■ **What you will do**
Lines in the records below that contain the word "metrics" must each be copied.

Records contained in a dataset
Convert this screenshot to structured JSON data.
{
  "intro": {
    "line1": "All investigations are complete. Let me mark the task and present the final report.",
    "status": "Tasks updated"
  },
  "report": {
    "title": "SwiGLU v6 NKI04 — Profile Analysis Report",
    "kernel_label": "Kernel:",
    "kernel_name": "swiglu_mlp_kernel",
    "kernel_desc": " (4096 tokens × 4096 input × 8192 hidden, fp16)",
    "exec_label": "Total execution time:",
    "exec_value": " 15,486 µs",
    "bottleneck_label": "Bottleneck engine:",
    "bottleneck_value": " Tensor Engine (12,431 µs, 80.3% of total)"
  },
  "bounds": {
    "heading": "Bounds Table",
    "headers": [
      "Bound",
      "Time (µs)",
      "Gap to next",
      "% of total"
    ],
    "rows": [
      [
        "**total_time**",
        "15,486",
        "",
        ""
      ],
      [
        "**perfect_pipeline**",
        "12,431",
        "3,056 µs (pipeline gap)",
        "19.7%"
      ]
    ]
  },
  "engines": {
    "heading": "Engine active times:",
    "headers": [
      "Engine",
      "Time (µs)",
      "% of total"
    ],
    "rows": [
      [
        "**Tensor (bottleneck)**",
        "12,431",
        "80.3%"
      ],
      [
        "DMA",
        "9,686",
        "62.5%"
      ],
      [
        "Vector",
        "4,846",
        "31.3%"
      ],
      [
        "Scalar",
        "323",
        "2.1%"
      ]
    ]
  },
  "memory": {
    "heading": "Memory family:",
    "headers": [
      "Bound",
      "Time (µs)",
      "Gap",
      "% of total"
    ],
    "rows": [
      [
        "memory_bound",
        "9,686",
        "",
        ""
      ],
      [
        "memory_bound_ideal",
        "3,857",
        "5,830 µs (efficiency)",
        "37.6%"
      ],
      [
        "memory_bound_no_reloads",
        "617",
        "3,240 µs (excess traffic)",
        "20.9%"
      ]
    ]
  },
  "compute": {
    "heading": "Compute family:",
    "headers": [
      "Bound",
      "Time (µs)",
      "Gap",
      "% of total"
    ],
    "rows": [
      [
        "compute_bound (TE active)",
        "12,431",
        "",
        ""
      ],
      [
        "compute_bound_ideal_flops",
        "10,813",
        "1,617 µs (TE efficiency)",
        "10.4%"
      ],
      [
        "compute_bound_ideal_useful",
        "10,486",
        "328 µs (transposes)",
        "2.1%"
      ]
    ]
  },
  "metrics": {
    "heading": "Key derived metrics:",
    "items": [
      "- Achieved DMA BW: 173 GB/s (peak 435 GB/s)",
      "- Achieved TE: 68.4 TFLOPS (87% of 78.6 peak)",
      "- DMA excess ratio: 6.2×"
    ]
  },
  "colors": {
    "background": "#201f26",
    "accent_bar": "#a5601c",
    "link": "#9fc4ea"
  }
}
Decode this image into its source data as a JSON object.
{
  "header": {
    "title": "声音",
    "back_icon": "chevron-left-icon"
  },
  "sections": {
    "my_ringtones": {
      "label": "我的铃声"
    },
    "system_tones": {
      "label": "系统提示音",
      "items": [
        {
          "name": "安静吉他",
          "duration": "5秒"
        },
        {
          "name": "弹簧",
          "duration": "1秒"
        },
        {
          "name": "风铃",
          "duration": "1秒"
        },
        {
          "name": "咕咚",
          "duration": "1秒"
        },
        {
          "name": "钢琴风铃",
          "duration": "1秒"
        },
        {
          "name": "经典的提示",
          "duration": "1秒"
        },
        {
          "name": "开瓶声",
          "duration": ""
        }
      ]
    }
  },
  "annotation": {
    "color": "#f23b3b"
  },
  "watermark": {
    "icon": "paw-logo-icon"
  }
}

■ **Solution to this task**
  "metrics": {
    "heading": "Key derived metrics:",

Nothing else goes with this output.